We’ve recorded many episodes of Astronomy Cast about space. Try this one, Episode 99: The Milky Way.

NASA Pictures

NASA has the absolute best resources on the web for pictures of space. We write so many articles about space here on Universe Today, so we’ve learned all the best places to look to get the latest and greatest NASA pictures.

Before we go right to some sites, here’s a general tip that you can use when you’re looking for NASA pictures. Use Google, but have it search for images within NASA’s sites. For example, let’s say that you’re looking for an astronomy picture of Mars, but you want it to be a NASA image. Search in Google for: mars picture site:nasa.gov. You can also switch over to the images tab and see lots and lots of images from NASA. You should be able to find the one you’re looking for.

Perhaps the best place to start is NASA’s Featured Images and Galleries. This is linked from the main NASA page and features current pictures as well as classics from the past. It also links you to other NASA image gallery sites.

Another classic is the Astronomy Picture of the Day. Keep in mind that although it’s endorsed by NASA, the pictures featured in Astronomy Picture of the Day are owned and copyright by the original photographers. So you can’t just use their pictures without asking permission first.

There’s a fairly new service out called NASA Images. It’s got a huge catalog of NASA pictures, with cool tools that let you organize and download your favorites.

The NASA Image Exchange is a huge database of NASA pictures. You can search by object, or by spacecraft and use other constraints to find the exact image you’re looking for.

The Johnson Digital Image Collection has photographs from all of NASA’s human spaceflight, from the original Mercury and Gemini flights, though the Apollo landings, right up until the space shuttle missions.

And if you want pictures of Earth, check out NASA’s Visible Earth site or the NASA’s Earth Observatory.

If you want pictures from the Hubble Space Telescope, here’s their homepage HubbleSite.

Want NASA photos from specific spacecraft? Here’s NASA’s Cassini spacecraft, here are the Mars Exploration Rovers, and here’s Mercury MESSENGER.

That should get you started.

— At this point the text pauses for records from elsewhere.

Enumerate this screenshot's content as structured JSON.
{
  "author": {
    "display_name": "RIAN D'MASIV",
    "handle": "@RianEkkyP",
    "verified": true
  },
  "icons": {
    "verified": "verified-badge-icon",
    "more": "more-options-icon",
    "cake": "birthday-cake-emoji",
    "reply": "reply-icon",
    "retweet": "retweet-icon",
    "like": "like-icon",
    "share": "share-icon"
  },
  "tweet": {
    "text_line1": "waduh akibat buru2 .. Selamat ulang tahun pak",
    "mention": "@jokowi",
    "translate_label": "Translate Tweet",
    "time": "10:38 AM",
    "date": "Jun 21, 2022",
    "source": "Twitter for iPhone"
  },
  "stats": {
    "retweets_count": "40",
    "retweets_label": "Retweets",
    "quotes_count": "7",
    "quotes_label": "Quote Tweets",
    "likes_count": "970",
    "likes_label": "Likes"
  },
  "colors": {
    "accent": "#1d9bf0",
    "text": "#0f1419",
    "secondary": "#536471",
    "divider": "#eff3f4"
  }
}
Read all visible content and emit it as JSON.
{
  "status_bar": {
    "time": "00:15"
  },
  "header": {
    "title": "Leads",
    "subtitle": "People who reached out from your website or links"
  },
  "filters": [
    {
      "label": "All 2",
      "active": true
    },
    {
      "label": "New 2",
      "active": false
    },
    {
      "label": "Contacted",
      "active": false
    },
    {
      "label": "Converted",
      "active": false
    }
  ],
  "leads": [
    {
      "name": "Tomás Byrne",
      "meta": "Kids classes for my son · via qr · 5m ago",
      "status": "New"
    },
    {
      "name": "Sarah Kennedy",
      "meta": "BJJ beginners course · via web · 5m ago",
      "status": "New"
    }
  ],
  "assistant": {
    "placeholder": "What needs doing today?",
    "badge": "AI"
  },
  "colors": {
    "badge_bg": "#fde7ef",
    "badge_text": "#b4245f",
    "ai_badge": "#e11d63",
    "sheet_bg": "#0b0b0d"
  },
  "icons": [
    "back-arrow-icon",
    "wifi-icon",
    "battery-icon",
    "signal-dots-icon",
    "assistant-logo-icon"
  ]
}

We have written many articles about NASA and its photography here on Universe Today. Check out this gallery of images from the STS-127 shuttle mission. And here are images from the shuttle mission to repair the Hubble Space Telescope.

We have also recorded many episodes of Astronomy Cast about space, and we talk about NASA pictures all the time. Listen to this, Episode 88: The Hubble Space Telescope.